We used to talk about how changed things are from what they were a century ago. Now, dramatic differences can be seen in a decade, and sometimes even when compared to a few months ago. Don’t look now, but that computer you bought a few months back has since been replaced with a newer model that does more things, and does them quicker than ever!

The goal of advertisers is to keep us dissatisfied and wanting more, craving the newest and latest thing. That is actually a materialistic distortion of a quality God has built into us: the desire to discover and learn, the longing to know. There is nothing wrong with the thirst for knowledge, in itself. By employing it, humanity has made amazing advances in exploration, agriculture, medicine, technology, and other areas. But it can be abused to feed materialistic and selfish aims.

In the spiritual realm, salvation brings a new thirst for a knowledge of God. When a person becomes a Christian, through personal faith in Christ, the Spirit of God plants withing his heart a desire to know the Lord in a deeper and fuller way. That desire was not present before. It isn’t a natural quality of the unregenerate heart. Instead, the natural tendency of the sin-darkened soul is to reject or ignore God. Of them the Bible says, “There is none who understands; there is none who seeks after God” (Rom. 3:11).

But the Apostle Paul voices the new priority of the born again believer: “Indeed I also count all things loss for the excellence of the knowledge of Christ Jesus my Lord” (Phil. 3:8). It was his prayer for others too, that they might “know the love of Christ which passes knowledge [which far surpasses human understanding]” (Eph. 3:19).
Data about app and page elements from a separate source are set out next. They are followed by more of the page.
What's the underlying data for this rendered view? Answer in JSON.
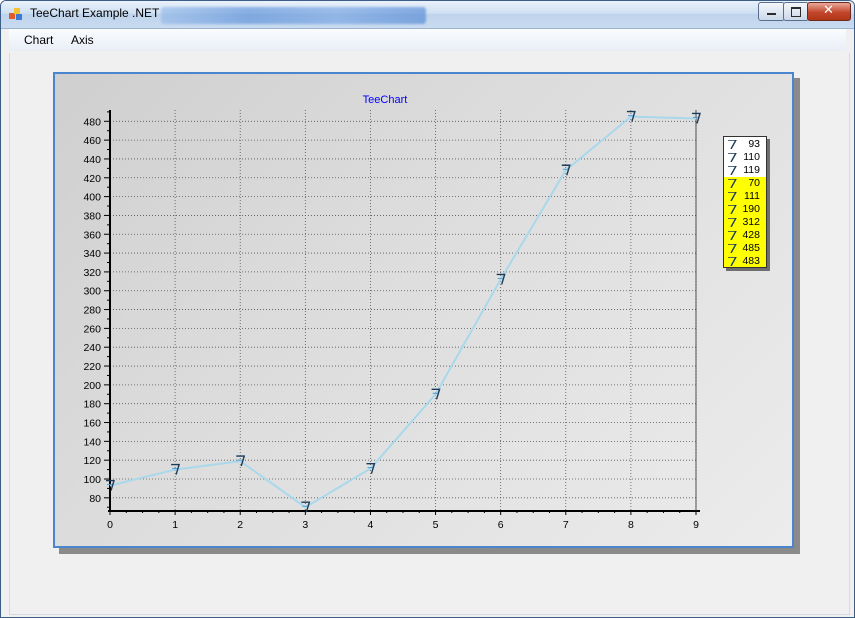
{
  "window": {
    "title": "TeeChart Example .NET"
  },
  "menu": {
    "items": [
      "Chart",
      "Axis"
    ]
  },
  "chart_data": {
    "type": "line",
    "title": "TeeChart",
    "x": [
      0,
      1,
      2,
      3,
      4,
      5,
      6,
      7,
      8,
      9
    ],
    "series": [
      {
        "values": [
          93,
          110,
          119,
          70,
          111,
          190,
          312,
          428,
          485,
          483
        ]
      }
    ],
    "xlabel": "",
    "ylabel": "",
    "xlim": [
      0,
      9
    ],
    "ylim": [
      66,
      492
    ],
    "yticks": [
      80,
      100,
      120,
      140,
      160,
      180,
      200,
      220,
      240,
      260,
      280,
      300,
      320,
      340,
      360,
      380,
      400,
      420,
      440,
      460,
      480
    ],
    "xticks": [
      0,
      1,
      2,
      3,
      4,
      5,
      6,
      7,
      8,
      9
    ],
    "grid": true,
    "legend": "right",
    "colors": {
      "line": "#a9d8ec",
      "legend_bg": "#ffff00",
      "title": "#0000ff",
      "panel_border": "#4a86d0"
    }
  }
}
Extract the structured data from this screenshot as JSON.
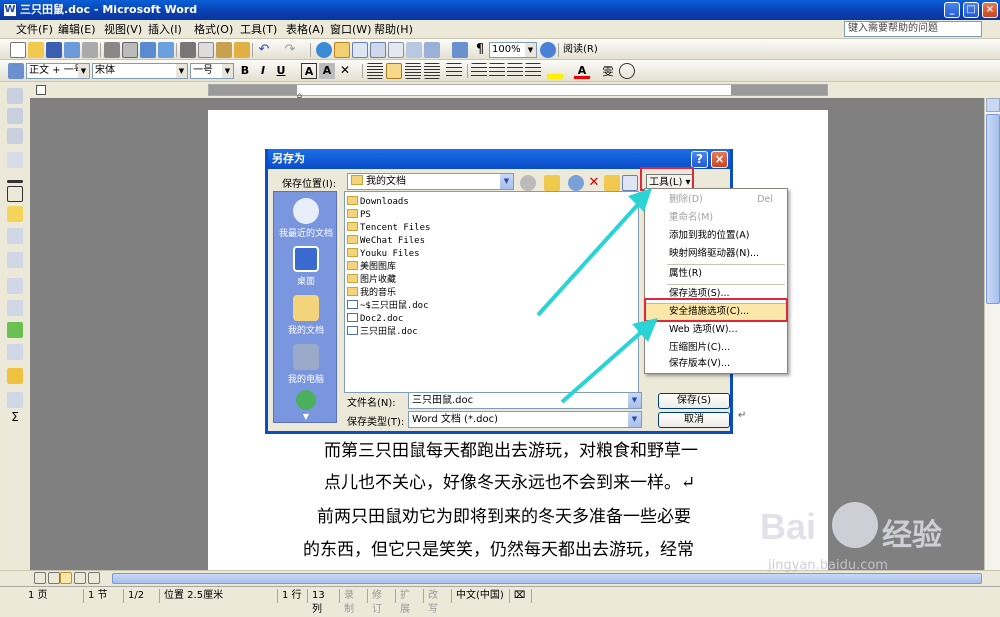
{
  "window": {
    "title": "三只田鼠.doc - Microsoft Word",
    "minimize": "_",
    "maximize": "□",
    "close": "×"
  },
  "menubar": {
    "items": [
      "文件(F)",
      "编辑(E)",
      "视图(V)",
      "插入(I)",
      "格式(O)",
      "工具(T)",
      "表格(A)",
      "窗口(W)",
      "帮助(H)"
    ],
    "help_placeholder": "键入需要帮助的问题"
  },
  "toolbar": {
    "zoom": "100%",
    "read_label": "阅读(R)"
  },
  "format_bar": {
    "style": "正文 + 一号",
    "font": "宋体",
    "size": "一号",
    "bold": "B",
    "italic": "I",
    "underline": "U",
    "char_border": "A",
    "char_shade": "A"
  },
  "document": {
    "lines": [
      "而第三只田鼠每天都跑出去游玩，对粮食和野草一",
      "点儿也不关心，好像冬天永远也不会到来一样。↵",
      "前两只田鼠劝它为即将到来的冬天多准备一些必要",
      "的东西，但它只是笑笑，仍然每天都出去游玩，经常"
    ]
  },
  "dialog": {
    "title": "另存为",
    "save_in_label": "保存位置(I):",
    "save_in_value": "我的文档",
    "tools_button": "工具(L)",
    "places": [
      "我最近的文档",
      "桌面",
      "我的文档",
      "我的电脑",
      ""
    ],
    "files": [
      {
        "name": "Downloads",
        "type": "folder"
      },
      {
        "name": "PS",
        "type": "folder"
      },
      {
        "name": "Tencent Files",
        "type": "folder"
      },
      {
        "name": "WeChat Files",
        "type": "folder"
      },
      {
        "name": "Youku Files",
        "type": "folder"
      },
      {
        "name": "美图图库",
        "type": "folder"
      },
      {
        "name": "图片收藏",
        "type": "folder"
      },
      {
        "name": "我的音乐",
        "type": "folder"
      },
      {
        "name": "~$三只田鼠.doc",
        "type": "doc"
      },
      {
        "name": "Doc2.doc",
        "type": "doc"
      },
      {
        "name": "三只田鼠.doc",
        "type": "doc"
      }
    ],
    "filename_label": "文件名(N):",
    "filename_value": "三只田鼠.doc",
    "filetype_label": "保存类型(T):",
    "filetype_value": "Word 文档 (*.doc)",
    "save_button": "保存(S)",
    "cancel_button": "取消"
  },
  "tools_menu": {
    "items": [
      {
        "label": "删除(D)",
        "shortcut": "Del",
        "enabled": false
      },
      {
        "label": "重命名(M)",
        "shortcut": "",
        "enabled": false
      },
      {
        "label": "添加到我的位置(A)",
        "shortcut": "",
        "enabled": true
      },
      {
        "label": "映射网络驱动器(N)...",
        "shortcut": "",
        "enabled": true
      },
      {
        "label": "属性(R)",
        "shortcut": "",
        "enabled": true
      },
      {
        "label": "保存选项(S)...",
        "shortcut": "",
        "enabled": true
      },
      {
        "label": "安全措施选项(C)...",
        "shortcut": "",
        "enabled": true
      },
      {
        "label": "Web 选项(W)...",
        "shortcut": "",
        "enabled": true
      },
      {
        "label": "压缩图片(C)...",
        "shortcut": "",
        "enabled": true
      },
      {
        "label": "保存版本(V)...",
        "shortcut": "",
        "enabled": true
      }
    ]
  },
  "statusbar": {
    "page": "1 页",
    "section": "1 节",
    "pages": "1/2",
    "position": "位置 2.5厘米",
    "line": "1 行",
    "col": "13 列",
    "rec": "录制",
    "trk": "修订",
    "ext": "扩展",
    "ovr": "改写",
    "lang": "中文(中国)"
  },
  "watermark": {
    "brand": "Bai",
    "brand2": "经验",
    "url": "jingyan.baidu.com"
  },
  "colors": {
    "highlight_red": "#e0283c",
    "arrow_cyan": "#2ad4d4",
    "xp_blue": "#0a4ec4"
  }
}
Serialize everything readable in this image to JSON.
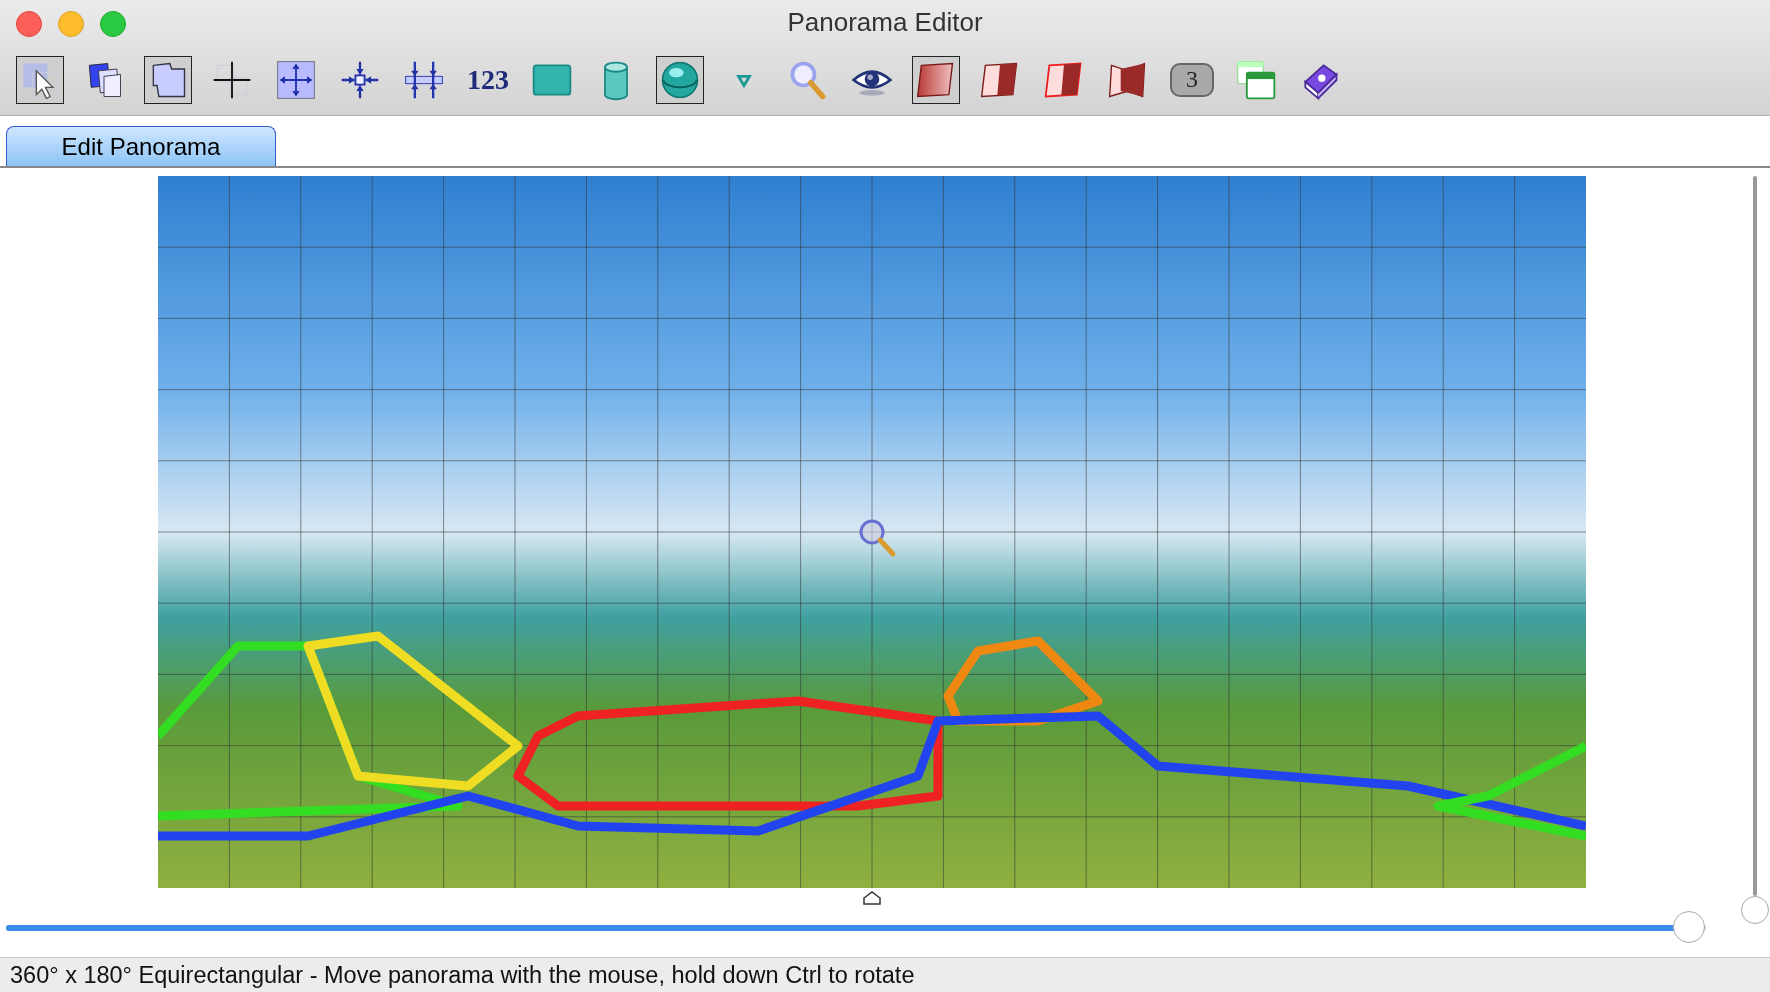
{
  "window": {
    "title": "Panorama Editor"
  },
  "toolbar": [
    {
      "kind": "arrow",
      "selected": true
    },
    {
      "kind": "copy",
      "selected": false
    },
    {
      "kind": "shape",
      "selected": true
    },
    {
      "kind": "cross",
      "selected": false
    },
    {
      "kind": "expand",
      "selected": false
    },
    {
      "kind": "move",
      "selected": false
    },
    {
      "kind": "compress",
      "selected": false
    },
    {
      "kind": "text",
      "label": "123",
      "selected": false
    },
    {
      "kind": "rect",
      "selected": false
    },
    {
      "kind": "cylinder",
      "selected": false
    },
    {
      "kind": "sphere",
      "selected": true
    },
    {
      "kind": "dropdown",
      "selected": false
    },
    {
      "kind": "search",
      "selected": false
    },
    {
      "kind": "eye",
      "selected": false
    },
    {
      "kind": "quad",
      "selected": true
    },
    {
      "kind": "halfquad",
      "selected": false
    },
    {
      "kind": "halfquadred",
      "selected": false
    },
    {
      "kind": "bentquad",
      "selected": false
    },
    {
      "kind": "badge",
      "label": "3",
      "selected": false
    },
    {
      "kind": "window",
      "selected": false
    },
    {
      "kind": "book",
      "selected": false
    }
  ],
  "tabs": [
    {
      "label": "Edit Panorama",
      "selected": true
    }
  ],
  "regions": [
    {
      "color": "#33dd22"
    },
    {
      "color": "#eedd22"
    },
    {
      "color": "#ee2222"
    },
    {
      "color": "#ee8811"
    },
    {
      "color": "#2244ee"
    },
    {
      "color": "#33dd22"
    }
  ],
  "vertical_slider": {
    "level": 1
  },
  "horizontal_slider": {
    "level": 0.99
  },
  "status_bar": "360° x 180° Equirectangular - Move panorama with the mouse, hold down Ctrl to rotate"
}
How can we know something that is beyond knowing? How can we comprehend One that by His very nature is infinite and transcendent? It seems that the apostle is mapping out for us a thrilling search that will not only take our full dedication here, but will engage our enhanced gifts in eternity. It’s a search that will be constantly rewarding, but never fully completed. There will always be more of God to know.

Mary’s sister included in her memorial book several of her sister’s hymns, including one called It Passeth Knowledge, alluding to Ephesians 3:19. The original had seven stanzas, but many hymn books use only three or four.

CH-1) It passeth knowledge, that dear love of Thine!
My Jesus! Saviour! yet this soul of mine
Would of that love, in all its depth and length,
Its height and breadth, and everlasting strength
Know more and more.

CH-2) It passeth telling! that dear love of Thine!
My Jesus! Saviour! yet these lips of mine
Would fain proclaim to sinners far and near
A love which can remove all guilty fear,
And love beget.

CH-3) It passeth praises! that dear love of Thine!
My Jesus! Saviour yet this heart of mine
Would sing a love so rich, so full, so free,
Which brought an undone sinner, such as me,
Right home to God.

CH-7) And when my Jesus face to face I see,
When at His lofty throne I bow the knee,
Then of His love, in all its breadth and length,
Its height and depth, its everlasting strength,
My soul shall sing.

Questions:
1) What are some of the characteristics of the love of God?

2) Can you pinpoint some quality of the love of the Lord that you’ve learned more about, or experienced particularly, in the past few weeks or months?

Links:
Wordwise Hymns (none)
The Cyber Hymnal
Hymnary.org


Leave a Reply

Fill in your details below or click an icon to log in:

WordPress.com Logo

You are commenting using your WordPress.com account. Log Out / Change )

Twitter picture

You are commenting using your Twitter account. Log Out / Change )

Facebook photo

You are commenting using your Facebook account. Log Out / Change )

Google+ photo

You are commenting using your Google+ account. Log Out / Change )

Connecting to %s

Categories

%d bloggers like this: